Advancing technology has created a situation that has altered previously held best practices regading magnetic disk type storage media. Basically the change in track density and the related changes in the storage medium have created a situation where the acts of clearing and purging the media have converged. That is, for ATA disk drives manufactured after 2001 (over 15 GB) clearing by overwriting the media once is adequate to protect the media from both keyboard and laboratory attack.

This is a signficant change in stance from the often quoted U.S. Department of Defense 5220.22-M disk erasing standard that suggests a minimum of 3 overwrites and a verify is necesarry to properly sanitize data. Now before rushing out and changing all of your purging applications to single pass only, please notice the quoted paragraph from the NIST article is fairly specific about a type of hard drive, size and manufacture date. Nonetheless, this points to what we will hopefully see as a trend as time passes that it will hopefully require less passes to properly sanitize our media.

As a related issue, let's talk a moment about the last time your media sanitization policies were updated. Do they take into account media sources other than hard drives? It is becoming increasingly more difficult to contain and identify all sources where data is stored, but a thorough security program should consider all of these devices in their protection and sanitization routines. Examples of often overlooked devices include cell phones, PDAs, USB thumb drives and digital cameras. Appendix A of the NIST article mentioned above provides a fairly good list of places where data is stored along with the recommended action for sanitizing or destroying them.

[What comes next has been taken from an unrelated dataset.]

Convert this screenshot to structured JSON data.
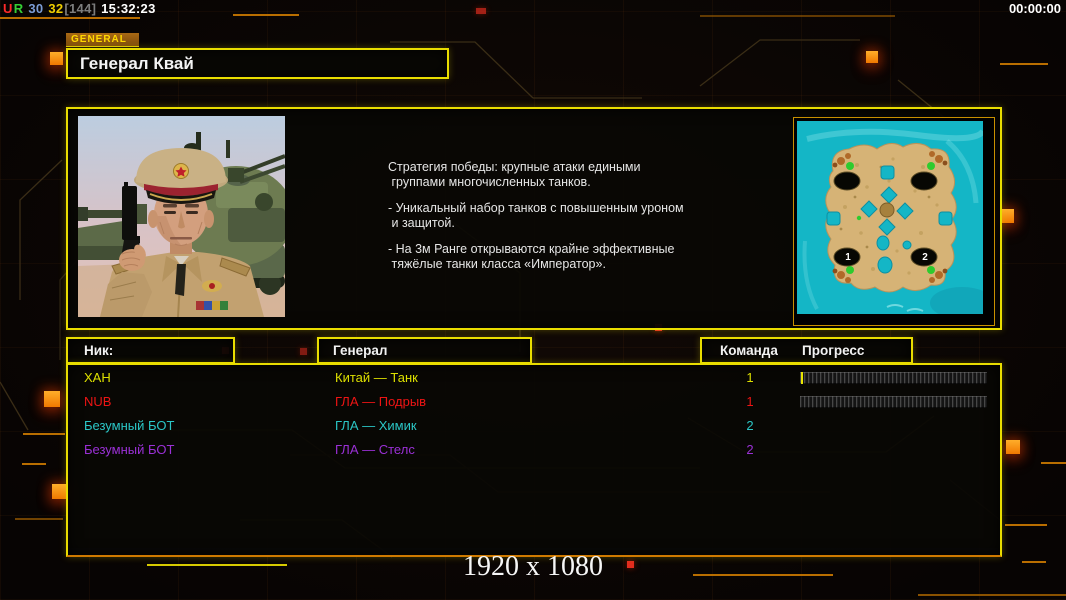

Related to the topic of considering other places where sensitive data is stored electronically, reader Cornelius from Australia offers this recent article from The Sydney Morning Herald:
0 comment(s)


Diary Archives